France was dominating Italy regarding cauliflowers. The inflow had been limited, but sufficient to meet the demand. Demand was not particularly strong, so limited the availability did not generally affect the prices. These developed differently: they moved up in Munich and Cologne, which noticeably reduced marketing options.
In Frankfurt, Italian imports increased during the week; since they had a wide range of quality, the pricing was quite difficult there. In Hamburg, supplies from Italy were scarce as a result of heavy rains in the growing areas, yet the French competition did not encounter increased demand and so prices had to be lowered. In Frankfurt and Cologne, Spanish and Belgian batches completed the range with very small quantities.
Imports from overseas were more present. The deliveries from the southern hemisphere, however, usually generated little interest, as customers focused more on European articles.
The offer was more diversified: New additions were Chilean Forelle, Argentine Anjous and South African Flamingos. South Africa prevailed here, with numerous varieties.
South Africa dominated the scene with a wide range. Demand was limited on the one hand due to the holidays, on the other hand it also expanded a little because of the spring weather.
Even if ample supplies were available, the season was clearly coming to an end. Demand was limited. From time to time, blood oranges were hardly available anymore.
Spanish Primofiori were now unrivalled, as Turkey had left the business. A not very pronounced demand could be satisfied easily.
On the one hand prices fell, despite a manageable supply. On the other hand, ripeners only send in the quantities needed.
Ice lettuce came in exclusively from Spain. Supply was enough to satisfy demand, that was limited locally. The prices showed a mixed picture, as they fell off, but occasionally also went up somewhat.
Shipments of cucumbers from the Netherlands, Belgium and Germany were very abundant; they far exceeded sales possibilities. This meant that marketers could not avoid lowering their prices.
The Netherlands and Belgium shaped the scene. Italian and Spanish supplies were limited. The presence of domestic produce, however, grew. In principle, Morocco only entered the markets with round tomatoes.
Increased Dutch inflows easily filled the gap created by the lack of Spanish products, so that demand could be fullfilled at all times.

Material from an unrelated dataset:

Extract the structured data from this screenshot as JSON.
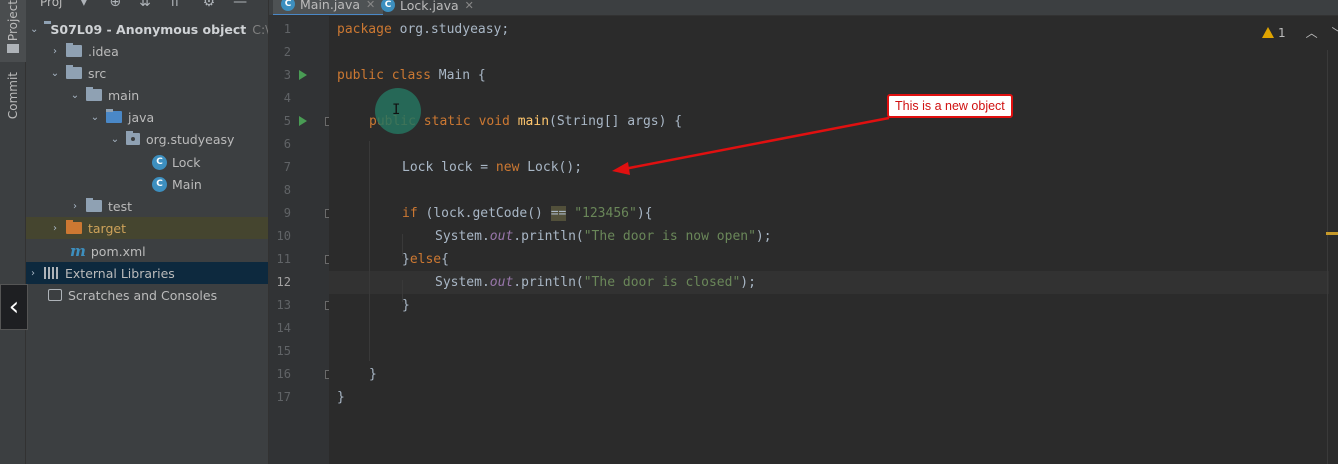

German stems formed the basis of a very rich assortment. Demand did not really get going; low temperatures and the holidays sometimes worked against the distributors.